    7. Incorporating a principle referred to as “privacy by design” into product development. This means having your privacy experts engaged during the product or service app development stage so protections can be built in from the start.

    8. Periodically evaluating and adjusting existing privacy and security programs.


With the rate of change in technology and its impact on privacy and security, it is imperative that you look to these elements and remain current on developments in the technology and privacy space.


Big Data Talent and Ethics


A lot has been written lately about the intersection of big data and privacy.  A new challenge for companies who use large data sets is to find workers who have the right skill sets handle and manage big data analysis in a privacy sensitive way.  These skills will include a strong ability to perform privacy risk assessments, and the ability to minimize privacy risks when collecting large volumes of data.  Companies will  need workers who have greater technical competence  in the understanding of the large mathematical and analytical models being used.


Finally, companies need people who have skills as “information ethicists,” someone who will ask probing questions.  For example, “Just because we can do certain things with data does that mean we should? Some commentators called this the ability to identify the “ick factor.” Do people feel uncomfortable by a particular use of big data? 


Companies need people who can consider ethics in the use of big data and stay on top of both regulatory and technical changes to remain compliant.

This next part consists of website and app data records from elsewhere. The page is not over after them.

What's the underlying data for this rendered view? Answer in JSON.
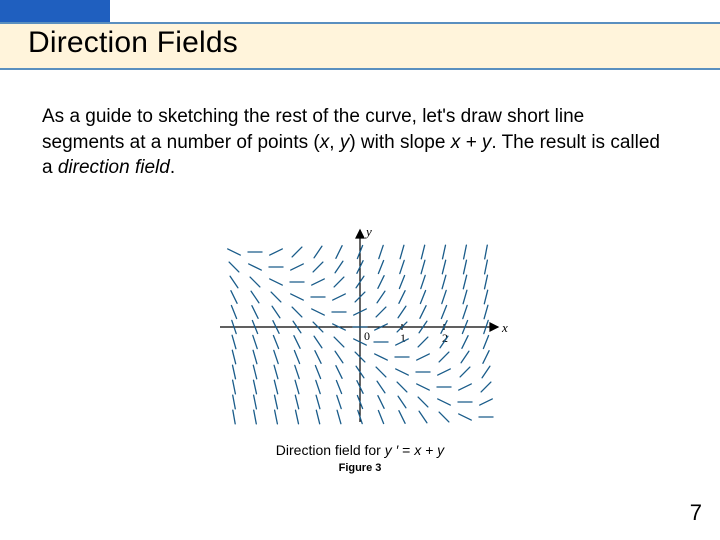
{
  "title": "Direction Fields",
  "body": {
    "prefix": "As a guide to sketching the rest of the curve, let's draw short line segments at a number of points (",
    "x": "x",
    "comma": ", ",
    "y": "y",
    "mid": ") with slope ",
    "slope": "x + y",
    "period1": ". The result is called a ",
    "term": "direction field",
    "period2": "."
  },
  "caption": {
    "prefix": "Direction field for ",
    "lhs": "y ′",
    "eq": " = ",
    "rhs": "x + y"
  },
  "figure_label": "Figure 3",
  "axes": {
    "origin": "0",
    "x1": "1",
    "x2": "2",
    "xlab": "x",
    "ylab": "y"
  },
  "page_number": "7",
  "chart_data": {
    "type": "other",
    "description": "Direction field (slope field) for dy/dx = x + y",
    "equation": "y' = x + y",
    "slope_rule": "slope at (x, y) = x + y",
    "x_range": [
      -3,
      3
    ],
    "y_range": [
      -3,
      3
    ],
    "grid_step": 0.5,
    "segments": "short line segment at each half-integer lattice point with slope x+y",
    "xticks": [
      0,
      1,
      2
    ],
    "notes": "Segments on the line y = -x are horizontal (slope 0); slopes positive above/right of that line, negative below/left."
  }
}
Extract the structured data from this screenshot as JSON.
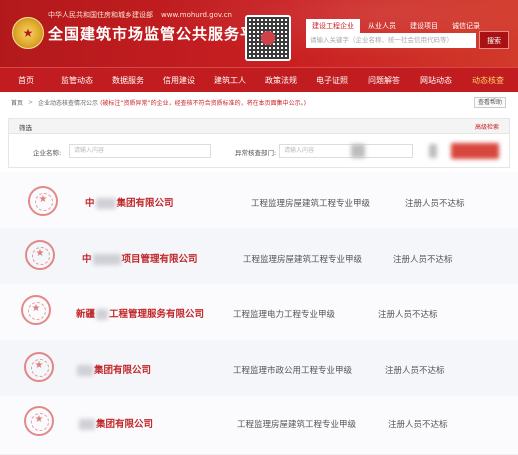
{
  "header": {
    "ministry": "中华人民共和国住房和城乡建设部",
    "url": "www.mohurd.gov.cn",
    "title": "全国建筑市场监管公共服务平台",
    "search_tabs": [
      "建设工程企业",
      "从业人员",
      "建设项目",
      "诚信记录"
    ],
    "search_placeholder": "请输入关键字（企业名称、统一社会信用代码等）",
    "search_button": "搜索"
  },
  "nav": {
    "items": [
      "首页",
      "监管动态",
      "数据服务",
      "信用建设",
      "建筑工人",
      "政策法规",
      "电子证照",
      "问题解答",
      "网站动态",
      "动态核查"
    ],
    "active_index": 9
  },
  "breadcrumb": {
    "home": "首页",
    "current": "企业动态核查情况公示",
    "note": "(被标注“资质异常”的企业，经查核不符合资质标准的，将在本页面集中公示。)",
    "button": "查看帮助"
  },
  "filter": {
    "title": "筛选",
    "advanced": "高级检索",
    "company_label": "企业名称:",
    "company_placeholder": "请输入内容",
    "dept_label": "异常核查部门:",
    "dept_placeholder": "请输入内容"
  },
  "results": [
    {
      "name_prefix": "中",
      "name_suffix": "集团有限公司",
      "qualification": "工程监理房屋建筑工程专业甲级",
      "status": "注册人员不达标"
    },
    {
      "name_prefix": "中",
      "name_suffix": "项目管理有限公司",
      "qualification": "工程监理房屋建筑工程专业甲级",
      "status": "注册人员不达标"
    },
    {
      "name_prefix": "新疆",
      "name_suffix": "工程管理服务有限公司",
      "qualification": "工程监理电力工程专业甲级",
      "status": "注册人员不达标"
    },
    {
      "name_prefix": "",
      "name_suffix": "集团有限公司",
      "qualification": "工程监理市政公用工程专业甲级",
      "status": "注册人员不达标"
    },
    {
      "name_prefix": "",
      "name_suffix": "集团有限公司",
      "qualification": "工程监理房屋建筑工程专业甲级",
      "status": "注册人员不达标"
    }
  ],
  "colors": {
    "brand_red": "#c91f22",
    "nav_active": "#ffd36b"
  }
}
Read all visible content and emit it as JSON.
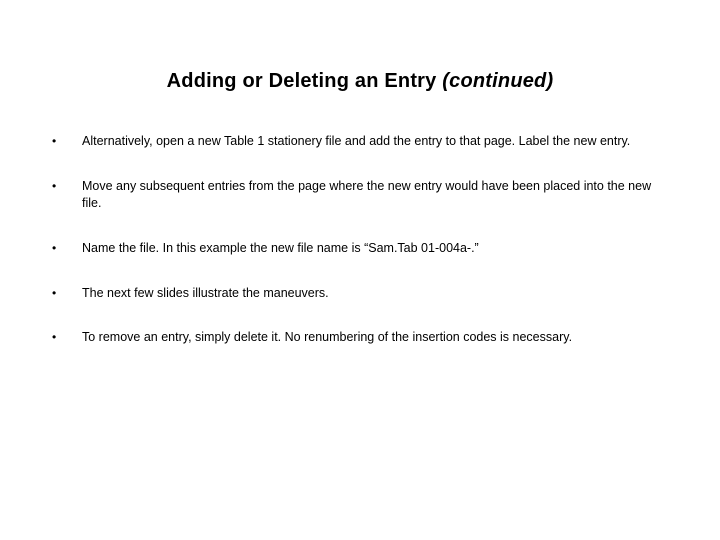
{
  "title": {
    "main": "Adding or Deleting an Entry ",
    "continued": "(continued)"
  },
  "bullets": [
    "Alternatively, open a new Table 1 stationery file and add the entry to that page. Label the new entry.",
    "Move any subsequent entries from the page where the new entry would have been placed into the new file.",
    "Name the file. In this example the new file name is “Sam.Tab 01-004a-.”",
    "The next few slides illustrate the maneuvers.",
    "To remove an entry, simply delete it. No renumbering of the insertion codes is necessary."
  ]
}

John Kropf, CIPP/US, CIPP/G, is Deputy Counsel for Privacy and Information Governance, Reed Elsevier.  Kropf joined Reed Elsevier in 2012 as deputy counsel for privacy and information governance. The views in this article are his own and may not represent the views of Reed Elsevier. Previously, Kropf was a career member of the United States Senior Executive Service and served as the deputy chief privacy officer for the Department of Homeland Security’s Privacy Office and senior adviser on international privacy policy. Before joining DHS, Kropf worked for 10 years as an international lawyer with the U.S. Department of State in the Office of the Legal Adviser.  He is also a member of the International Association of Privacy Professionals (IAPP), serves on its Certification Advisory Board and has earned the CIPP/US and CIPP/G credentials. He is the author of the Guide to U.S. Government Practice on Global Sharing of Personal Information as well as numerous articles on global and strategic privacy issues.

Disclaimer: The views and opinions expressed in this article are those of the individual sources referenced and do not reflect the views, opinions or policies of the organizations the sources represent.